§ PROBLEM STATEMENT
When you copy the entries, keep every word exactly as it stands.

++++ EXERCISE DATA

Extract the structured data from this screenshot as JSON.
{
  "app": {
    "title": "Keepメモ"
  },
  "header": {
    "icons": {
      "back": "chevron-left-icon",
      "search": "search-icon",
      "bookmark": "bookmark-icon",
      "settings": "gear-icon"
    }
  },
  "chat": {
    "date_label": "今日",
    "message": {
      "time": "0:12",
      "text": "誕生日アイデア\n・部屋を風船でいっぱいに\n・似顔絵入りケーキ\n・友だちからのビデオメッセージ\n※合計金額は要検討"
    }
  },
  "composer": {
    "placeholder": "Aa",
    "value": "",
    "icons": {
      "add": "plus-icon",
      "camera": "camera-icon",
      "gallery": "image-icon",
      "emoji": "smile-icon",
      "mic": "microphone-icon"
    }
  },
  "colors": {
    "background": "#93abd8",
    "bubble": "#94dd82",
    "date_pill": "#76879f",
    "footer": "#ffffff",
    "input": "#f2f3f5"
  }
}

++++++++

§ EXERCISE SOLUTION
Extract the structured data from this screenshot as JSON.
{
  "app": {
    "title": "Keepメモ"
  },
  "header": {
    "icons": {
      "back": "chevron-left-icon",
      "search": "search-icon",
      "bookmark": "bookmark-icon",
      "settings": "gear-icon"
    }
  },
  "chat": {
    "date_label": "今日",
    "message": {
      "time": "0:12",
      "text": "誕生日アイデア\n・部屋を風船でいっぱいに\n・似顔絵入りケーキ\n・友だちからのビデオメッセージ\n※合計金額は要検討"
    }
  },
  "composer": {
    "placeholder": "Aa",
    "value": "",
    "icons": {
      "add": "plus-icon",
      "camera": "camera-icon",
      "gallery": "image-icon",
      "emoji": "smile-icon",
      "mic": "microphone-icon"
    }
  },
  "colors": {
    "background": "#93abd8",
    "bubble": "#94dd82",
    "date_pill": "#76879f",
    "footer": "#ffffff",
    "input": "#f2f3f5"
  }
}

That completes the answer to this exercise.